Steve Pegram has been in the machine tool industry for more than 25 years and has earned his status as an industry expert. From his roots at British Leyland to his current tenure in Global Key Account Management for DMG MORI (us.dmgmori.com), Pegram sees the automotive industry as a key driver in machining center product development and innovation.
Growing diversity of vehicle models, shorter life cycles, extensive modularization, dynamic new in-vehicle technologies and unrelenting cost pressures continue to force new innovations and flexibility in vehicle performance. Production is forecast to remain up for the foreseeable short-term future and move to even more emerging countries. All this demands financially strong and technically innovative production technology suppliers who can respond with equal innovation and flexibility under these conditions, the company says.
In Japan and Asia, the approach for producing cylinder heads, blocks and other prismatic parts is to create in-line production cells of high-technology horizontal machining centers like DMG MORI’s i-series machines with automation using overhead gantry systems. Pegram says, “The main reasons include more efficient use of floor space”—the i 50 horizontal occupies a compact 72-ft2 footprint with spindle axis movement that operates in X, Y, and Z—“and a safer working environment compared to traditional robotics.” Overhead gantry systems are fully enclosed, ensuring operator safety, he explains. Additional production tasks such as inspection, deburring and parts cleaning can be accommodated in-line and remain cost effective. “All this means a significant increase in line performance that will help our customers reduce costs and increase revenue,” says Pegram.
By comparison, North America and Europe are now demanding a more flexible response from machine tool suppliers. “Twenty-five years ago, the reality was that the automotive industry would budget high amounts of capital expenditure on specialist transfer production lines.
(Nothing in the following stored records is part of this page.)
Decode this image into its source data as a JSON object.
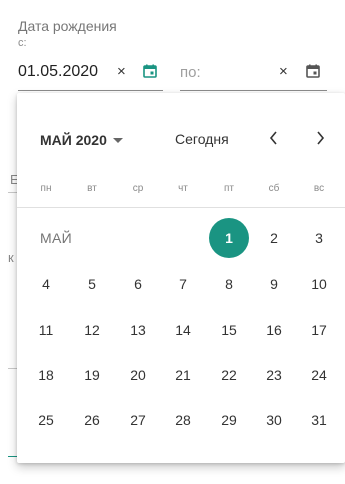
{
  "form": {
    "title": "Дата рождения",
    "from_label": "с:",
    "from_value": "01.05.2020",
    "from_clear": "×",
    "to_placeholder": "по:",
    "to_clear": "×"
  },
  "background": {
    "frag_e": "E",
    "frag_k": "к"
  },
  "datepicker": {
    "month_year": "МАЙ 2020",
    "today": "Сегодня",
    "weekdays": [
      "пн",
      "вт",
      "ср",
      "чт",
      "пт",
      "сб",
      "вс"
    ],
    "month_label": "МАЙ",
    "days": [
      {
        "label": "1",
        "selected": true
      },
      {
        "label": "2"
      },
      {
        "label": "3"
      },
      {
        "label": "4"
      },
      {
        "label": "5"
      },
      {
        "label": "6"
      },
      {
        "label": "7"
      },
      {
        "label": "8"
      },
      {
        "label": "9"
      },
      {
        "label": "10"
      },
      {
        "label": "11"
      },
      {
        "label": "12"
      },
      {
        "label": "13"
      },
      {
        "label": "14"
      },
      {
        "label": "15"
      },
      {
        "label": "16"
      },
      {
        "label": "17"
      },
      {
        "label": "18"
      },
      {
        "label": "19"
      },
      {
        "label": "20"
      },
      {
        "label": "21"
      },
      {
        "label": "22"
      },
      {
        "label": "23"
      },
      {
        "label": "24"
      },
      {
        "label": "25"
      },
      {
        "label": "26"
      },
      {
        "label": "27"
      },
      {
        "label": "28"
      },
      {
        "label": "29"
      },
      {
        "label": "30"
      },
      {
        "label": "31"
      }
    ],
    "first_weekday_index": 4
  },
  "icons": {
    "from_calendar": "calendar-icon",
    "to_calendar": "calendar-icon",
    "prev": "chevron-left-icon",
    "next": "chevron-right-icon",
    "dropdown": "caret-down-icon"
  },
  "colors": {
    "accent": "#1a9482",
    "selected_text": "#ffffff"
  }
}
Transfer lines were not only expensive with long delivery times, but if a product changed, a complicated re-tool was required, significantly increasing costs and time,” Pegram says. With a much broader menu of machining center technology options available and improved response time, proposals for flexible production cells can now, within reason, be made in a day with clients receiving much more flexible production options. “Automotive customers are still investing significantly in machining technology. We can now supply systems to match any customer’s detailed buying specifications,” Pegram adds.
For example, at 185-ft2, the five-axis DMC 60 H linear may take up more than twice the floor space of the i 50, but the machine delivers linear drives in X, Y, and Z with 3,937 ipm performance, 1-g acceleration, and 2.5 seconds chip-to-chip time. Fast, accurate and dynamic, the machining centers can be loaded from the top or the front. Attention to details, such as oil and hydraulic reservoirs mounted on the exterior for ease of maintenance, contributes to the improvements in the plug-and-play specification of new, flexible production cells.
Consistent integration is the basis for a high level of cost-efficiency. “The convincing features of modern production lines include low unit costs, outstanding machining performance, high system availability of over 95 percent and high output. Such lines achieve the shortest cycle times and offer impressive flexibility where workpieces are concerned,” says Pegram. Parallel manufacturing processes are also possible. Pegram notes a number of examples where production cells include both machining centers and lathes as opposed to dedicated milling or turning. Flexible programming leverages considerable scope in the production process.
Connectivity is also central. DMG MORI is deep into Industry 4.0 standardization. For example, it has the ability to integrate a multitude of sensors into its equipment, such as deploying more than 60 in a DMC 80 FD duoBLOCK mill-turn center that record and analyze temperature, cutting forces and other factors through the CELOS control. With the aid of specific algorithms, a special “Condition Analyzer” helps build behavior patterns that can be specific to cells, lines and plants that improve predictive maintenance and reduce downtime.
With today’s new technology, Pegram describes the future of automation as simple and more straightforward. “Automation is not the complex subject that it was 10 or 15 years ago,” he says. “This is Machine Tool 4.0.”